- [WORK REQUIRED] With all pictures excluded, restate the records that follow exactly as written.

:: LISTED RECORDS

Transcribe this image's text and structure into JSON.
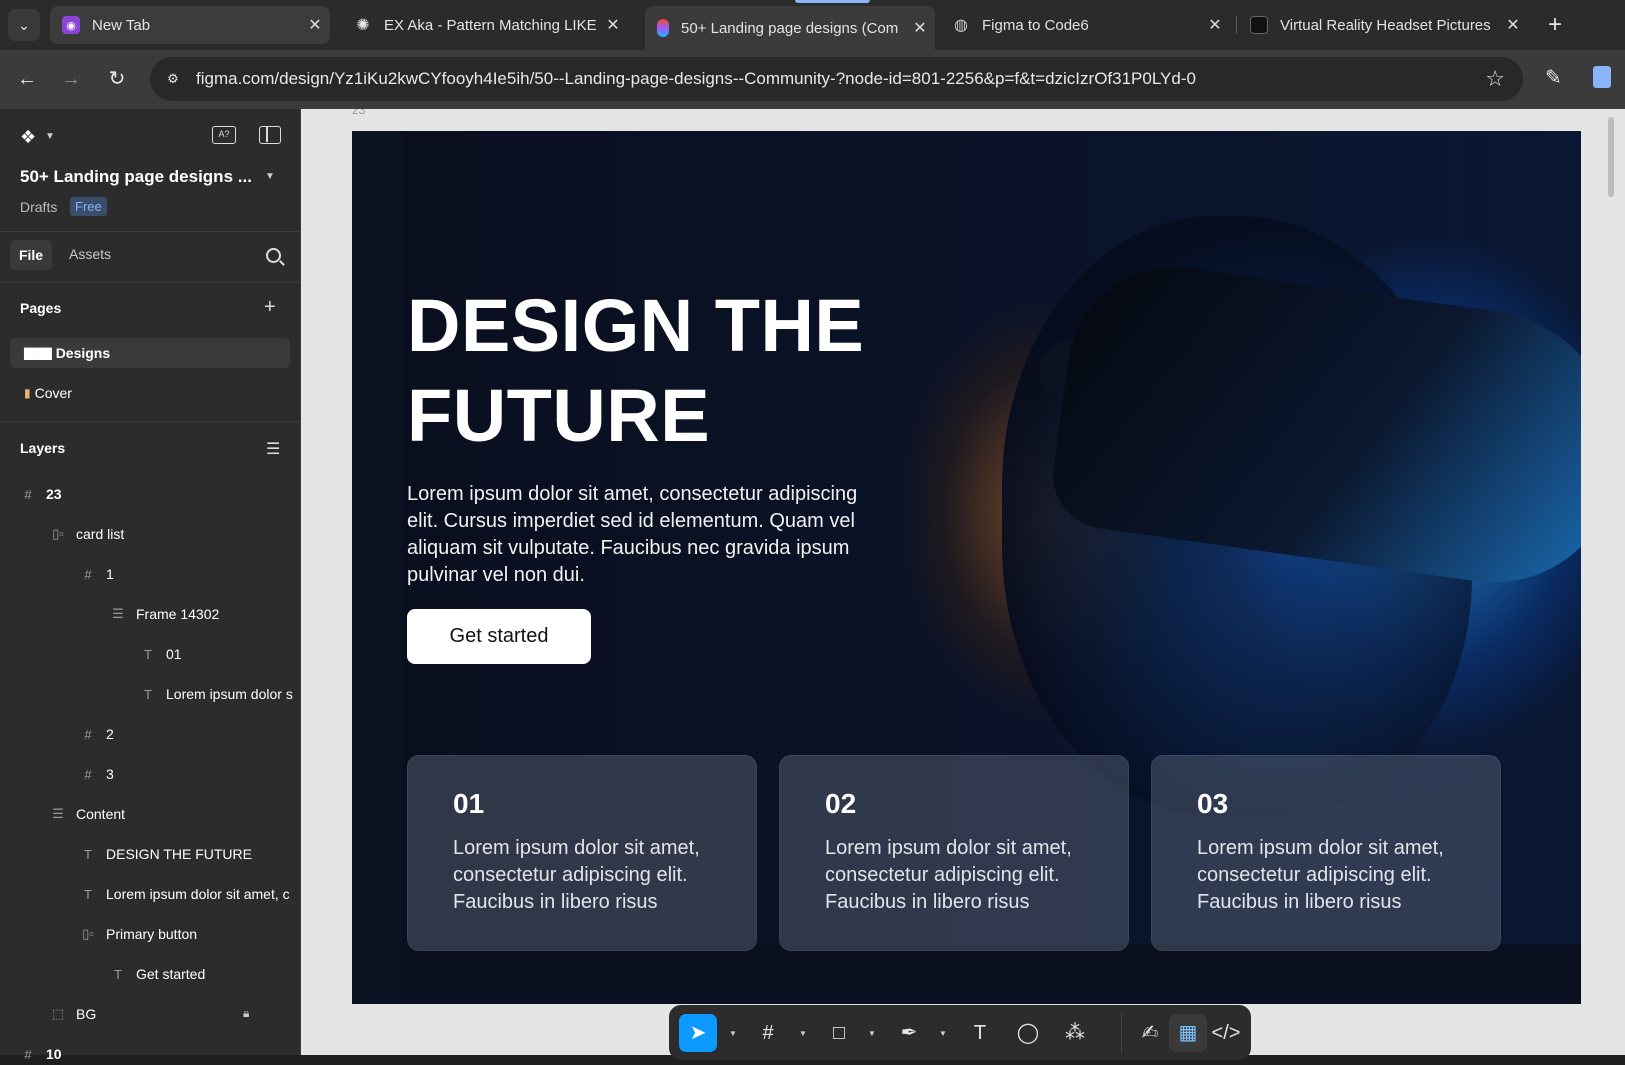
{
  "browser": {
    "tabs": [
      {
        "title": "New Tab"
      },
      {
        "title": "EX Aka - Pattern Matching LIKE"
      },
      {
        "title": "50+ Landing page designs (Com"
      },
      {
        "title": "Figma to Code6"
      },
      {
        "title": "Virtual Reality Headset Pictures"
      }
    ],
    "url": "figma.com/design/Yz1iKu2kwCYfooyh4Ie5ih/50--Landing-page-designs--Community-?node-id=801-2256&p=f&t=dzicIzrOf31P0LYd-0"
  },
  "figma": {
    "file_title": "50+ Landing page designs ...",
    "drafts": "Drafts",
    "plan_badge": "Free",
    "panel_tabs": {
      "file": "File",
      "assets": "Assets"
    },
    "pages_label": "Pages",
    "pages": [
      {
        "label": "Designs",
        "emoji": "▇▇▇"
      },
      {
        "label": "Cover",
        "emoji": "▮"
      }
    ],
    "layers_label": "Layers",
    "layers": [
      {
        "name": "23",
        "icon": "#"
      },
      {
        "name": "card list",
        "icon": "▯▫"
      },
      {
        "name": "1",
        "icon": "#"
      },
      {
        "name": "Frame 14302",
        "icon": "☰"
      },
      {
        "name": "01",
        "icon": "T"
      },
      {
        "name": "Lorem ipsum dolor s",
        "icon": "T"
      },
      {
        "name": "2",
        "icon": "#"
      },
      {
        "name": "3",
        "icon": "#"
      },
      {
        "name": "Content",
        "icon": "☰"
      },
      {
        "name": "DESIGN THE FUTURE",
        "icon": "T"
      },
      {
        "name": "Lorem ipsum dolor sit amet, c",
        "icon": "T"
      },
      {
        "name": "Primary button",
        "icon": "▯▫"
      },
      {
        "name": "Get started",
        "icon": "T"
      },
      {
        "name": "BG",
        "icon": "⬚"
      },
      {
        "name": "10",
        "icon": "#"
      }
    ]
  },
  "canvas": {
    "frame_label": "23",
    "hero_title_line1": "DESIGN THE",
    "hero_title_line2": "FUTURE",
    "hero_body": "Lorem ipsum dolor sit amet, consectetur adipiscing elit. Cursus imperdiet sed id elementum. Quam vel aliquam sit vulputate. Faucibus nec gravida ipsum pulvinar vel non dui.",
    "cta_label": "Get started",
    "cards": [
      {
        "number": "01",
        "text": "Lorem ipsum dolor sit amet, consectetur adipiscing elit. Faucibus in libero risus"
      },
      {
        "number": "02",
        "text": "Lorem ipsum dolor sit amet, consectetur adipiscing elit. Faucibus in libero risus"
      },
      {
        "number": "03",
        "text": "Lorem ipsum dolor sit amet, consectetur adipiscing elit. Faucibus in libero risus"
      }
    ]
  },
  "icons": {
    "tab_menu": "chevron-down-icon",
    "back": "arrow-left-icon",
    "forward": "arrow-right-icon",
    "reload": "reload-icon",
    "site_info": "tune-icon",
    "bookmark": "star-icon",
    "figma": "figma-logo-icon",
    "move_tool": "cursor-icon",
    "frame_tool": "frame-icon",
    "shape_tool": "rectangle-icon",
    "pen_tool": "pen-icon",
    "text_tool": "text-icon",
    "comment_tool": "comment-icon",
    "actions_tool": "actions-icon",
    "draw_mode": "draw-icon",
    "design_mode": "design-icon",
    "dev_mode": "code-icon"
  },
  "colors": {
    "accent": "#0d99ff",
    "panel_bg": "#2c2c2c",
    "canvas_bg": "#e5e5e5",
    "hero_bg": "#0a1020"
  }
}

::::

- [COMPLETED EXERCISE]
Transcribe this image's text and structure into JSON.
{
  "browser": {
    "tabs": [
      {
        "title": "New Tab"
      },
      {
        "title": "EX Aka - Pattern Matching LIKE"
      },
      {
        "title": "50+ Landing page designs (Com"
      },
      {
        "title": "Figma to Code6"
      },
      {
        "title": "Virtual Reality Headset Pictures"
      }
    ],
    "url": "figma.com/design/Yz1iKu2kwCYfooyh4Ie5ih/50--Landing-page-designs--Community-?node-id=801-2256&p=f&t=dzicIzrOf31P0LYd-0"
  },
  "figma": {
    "file_title": "50+ Landing page designs ...",
    "drafts": "Drafts",
    "plan_badge": "Free",
    "panel_tabs": {
      "file": "File",
      "assets": "Assets"
    },
    "pages_label": "Pages",
    "pages": [
      {
        "label": "Designs",
        "emoji": "▇▇▇"
      },
      {
        "label": "Cover",
        "emoji": "▮"
      }
    ],
    "layers_label": "Layers",
    "layers": [
      {
        "name": "23",
        "icon": "#"
      },
      {
        "name": "card list",
        "icon": "▯▫"
      },
      {
        "name": "1",
        "icon": "#"
      },
      {
        "name": "Frame 14302",
        "icon": "☰"
      },
      {
        "name": "01",
        "icon": "T"
      },
      {
        "name": "Lorem ipsum dolor s",
        "icon": "T"
      },
      {
        "name": "2",
        "icon": "#"
      },
      {
        "name": "3",
        "icon": "#"
      },
      {
        "name": "Content",
        "icon": "☰"
      },
      {
        "name": "DESIGN THE FUTURE",
        "icon": "T"
      },
      {
        "name": "Lorem ipsum dolor sit amet, c",
        "icon": "T"
      },
      {
        "name": "Primary button",
        "icon": "▯▫"
      },
      {
        "name": "Get started",
        "icon": "T"
      },
      {
        "name": "BG",
        "icon": "⬚"
      },
      {
        "name": "10",
        "icon": "#"
      }
    ]
  },
  "canvas": {
    "frame_label": "23",
    "hero_title_line1": "DESIGN THE",
    "hero_title_line2": "FUTURE",
    "hero_body": "Lorem ipsum dolor sit amet, consectetur adipiscing elit. Cursus imperdiet sed id elementum. Quam vel aliquam sit vulputate. Faucibus nec gravida ipsum pulvinar vel non dui.",
    "cta_label": "Get started",
    "cards": [
      {
        "number": "01",
        "text": "Lorem ipsum dolor sit amet, consectetur adipiscing elit. Faucibus in libero risus"
      },
      {
        "number": "02",
        "text": "Lorem ipsum dolor sit amet, consectetur adipiscing elit. Faucibus in libero risus"
      },
      {
        "number": "03",
        "text": "Lorem ipsum dolor sit amet, consectetur adipiscing elit. Faucibus in libero risus"
      }
    ]
  },
  "icons": {
    "tab_menu": "chevron-down-icon",
    "back": "arrow-left-icon",
    "forward": "arrow-right-icon",
    "reload": "reload-icon",
    "site_info": "tune-icon",
    "bookmark": "star-icon",
    "figma": "figma-logo-icon",
    "move_tool": "cursor-icon",
    "frame_tool": "frame-icon",
    "shape_tool": "rectangle-icon",
    "pen_tool": "pen-icon",
    "text_tool": "text-icon",
    "comment_tool": "comment-icon",
    "actions_tool": "actions-icon",
    "draw_mode": "draw-icon",
    "design_mode": "design-icon",
    "dev_mode": "code-icon"
  },
  "colors": {
    "accent": "#0d99ff",
    "panel_bg": "#2c2c2c",
    "canvas_bg": "#e5e5e5",
    "hero_bg": "#0a1020"
  }
}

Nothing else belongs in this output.